Contrary to any number rumors from the other side of the Atlantic (and Pacific!), all signs point toward the Portland Timbers having no interest in transferring Fanendo Adi this winter.
On one level, the reason for this is very simple. Adi has been great for the Timbers pretty much since he arrived, scoring 27 goals and logging 8 assists in 63 MLS appearances over his less-than-two-years with the club.
But you have to lose something in order to get something, and if the rumors are indicative of anything it’s that Adi is starting to pick up some international cachet. Simply put, everybody has a number, including the Timbers when it comes to Adi.
So why, then, are the Timbers unlikely to be interested in transferring Adi this offseason almost regardless of the remuneration that could come their way?
The answer is three now-infamous letters: TAM.
And even if the Adi transfer rumors look highly likely to be without substance, they serve as a great illustration of the difference in transferability between a designated player and a productive TAM player.
Because Adi no longer occupies a DP spot, the Timbers’ resources to replace Adi if they were to transfer him right now would be relatively limited. When an MLS team transfers a player outside the league, the team receives two-thirds of the transfer fee with the other one-third going to MLS. Of the portion of the transfer fee that the club receives, 75% of it can be converted into allocation money, but only up to a maximum of $650,000 (at least as reported as of the summer of 2014).
If, for example, the Timbers transferred Adi for $3.5 million as has been rumored, the Timbers would receive approximately $2,345,000 in cash. Up to $650,000 of that cash would be convertible into allocation money.
With Adi being a player that the Timbers are using TAM on, therefore, the Timbers would have the amount that Adi currently counts against the salary cap, any amount of 2015 TAM that the Timbers planned to use to buy down Adi’s otherwise DP contract, and the $650,000 in transfer-fee allocation money to reinvest in a starting striker.
Although it’s impossible to predict exactly how much this would be, it seems likely that the Timbers would not have significantly more than $1.5 million to play with in finding a new striker, and potentially less than that amount.

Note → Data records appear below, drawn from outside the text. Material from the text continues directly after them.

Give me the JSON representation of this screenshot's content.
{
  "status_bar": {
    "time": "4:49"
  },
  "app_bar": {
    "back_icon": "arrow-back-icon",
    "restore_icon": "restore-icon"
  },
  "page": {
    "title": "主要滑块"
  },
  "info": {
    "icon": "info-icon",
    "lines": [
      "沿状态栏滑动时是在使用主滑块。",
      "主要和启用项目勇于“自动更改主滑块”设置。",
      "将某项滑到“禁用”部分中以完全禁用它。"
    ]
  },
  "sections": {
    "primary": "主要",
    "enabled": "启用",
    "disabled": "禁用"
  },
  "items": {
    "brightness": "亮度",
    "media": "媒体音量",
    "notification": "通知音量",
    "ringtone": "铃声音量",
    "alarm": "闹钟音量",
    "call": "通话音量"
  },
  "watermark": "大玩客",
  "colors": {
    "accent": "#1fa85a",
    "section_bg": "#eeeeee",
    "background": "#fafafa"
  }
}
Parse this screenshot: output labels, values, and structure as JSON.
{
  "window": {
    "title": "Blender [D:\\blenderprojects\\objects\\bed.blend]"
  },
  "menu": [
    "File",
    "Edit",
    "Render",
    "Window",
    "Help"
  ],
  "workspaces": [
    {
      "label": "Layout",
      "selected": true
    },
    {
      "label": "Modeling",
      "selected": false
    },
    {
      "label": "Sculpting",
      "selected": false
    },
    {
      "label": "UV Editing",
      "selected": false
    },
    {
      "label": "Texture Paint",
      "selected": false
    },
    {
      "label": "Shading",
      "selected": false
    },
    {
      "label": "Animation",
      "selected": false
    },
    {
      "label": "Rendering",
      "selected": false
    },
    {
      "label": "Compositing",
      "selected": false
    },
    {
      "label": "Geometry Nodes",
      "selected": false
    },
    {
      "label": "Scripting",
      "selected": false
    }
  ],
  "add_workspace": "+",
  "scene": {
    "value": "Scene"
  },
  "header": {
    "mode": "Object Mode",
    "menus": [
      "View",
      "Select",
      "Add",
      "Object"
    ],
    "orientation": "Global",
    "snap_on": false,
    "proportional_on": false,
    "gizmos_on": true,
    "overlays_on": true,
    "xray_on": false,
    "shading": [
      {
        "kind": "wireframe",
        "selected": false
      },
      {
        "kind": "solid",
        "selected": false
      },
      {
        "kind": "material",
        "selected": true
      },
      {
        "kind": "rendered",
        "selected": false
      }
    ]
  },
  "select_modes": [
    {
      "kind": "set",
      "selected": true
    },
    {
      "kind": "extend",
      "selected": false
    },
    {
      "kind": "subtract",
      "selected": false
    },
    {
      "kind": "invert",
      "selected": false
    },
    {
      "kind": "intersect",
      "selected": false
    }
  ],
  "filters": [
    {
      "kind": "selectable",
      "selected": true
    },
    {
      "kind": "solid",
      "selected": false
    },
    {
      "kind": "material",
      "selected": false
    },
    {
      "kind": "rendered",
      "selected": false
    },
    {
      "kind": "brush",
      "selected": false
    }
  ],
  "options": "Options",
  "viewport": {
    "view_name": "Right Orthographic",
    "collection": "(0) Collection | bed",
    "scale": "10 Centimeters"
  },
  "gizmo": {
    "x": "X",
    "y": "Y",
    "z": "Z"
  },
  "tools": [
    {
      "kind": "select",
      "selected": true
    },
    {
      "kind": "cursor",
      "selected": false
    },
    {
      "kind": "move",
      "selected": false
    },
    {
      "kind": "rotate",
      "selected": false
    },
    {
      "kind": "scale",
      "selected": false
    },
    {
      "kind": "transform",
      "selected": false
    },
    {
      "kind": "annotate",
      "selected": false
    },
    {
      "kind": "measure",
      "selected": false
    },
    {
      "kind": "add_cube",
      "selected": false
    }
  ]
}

At first blush, that assumption of approximately $1.5 million seems like a lot of money. But when you consider that amount represents the most that the Timbers could sink into any transfer fee and the 2016 salary for a striker transfer target, suddenly the prospect of replacing Adi’s production with those resources seems highly uncertain.
So transferring Adi right now would leave the Timbers with a big hole to fill and less-than-spectacular resources with which to do so.
That calculus, however, would change significantly if the Timbers had an open DP slot that they could use to lure a new striker.
If the Timbers had an open DP slot at the time they transferred Adi and completed the same transfer, the club would receive the same $2,345,000 in cash and convert the same $650,000 into allocation money. Rather than use that allocation money on the new signing, however, the Timbers could use off-cap money (including the remaining $1,695,000 in cash from the transfer) to invest in a new striker (the Timbers could and likely would, of course, spend considerably more than that) and have the new player’s salary-cap hit capped at the DP level, which in 2016 appears to be set at $457,500. The Timbers would then also have the $650,000 in allocation money to otherwise use on the roster.
In summary, therefore, by transferring Adi when they have a DP slot open, the Timbers would be able to spend much more on his replacement without significant additional cap exposure while also earning an additional $650,000 in allocation money to use on other parts of the roster.
That’s a massive, massive difference.
When could the Timbers have a DP spot open? Likely as early as next offseason when Liam Ridgewell’s contract expires and he either returns to England or re-signs for the Timbers on what would almost certainly be a non-DP contract.
Which is to say this: Fanendo Adi is a really good player who is just now entering his prime. There is a good chance that sometime in the not-too-distant future it will make sense both for Adi and for the Timbers to move the big striker overseas.
But for the Timbers that time isn’t now.
Moreover, considering how happy Adi appeared to be in Portland throughout last summer and fall, there’s a good chance he isn’t dead set on blazing a trail out of town, either.
And to some extent you can thank TAM for that.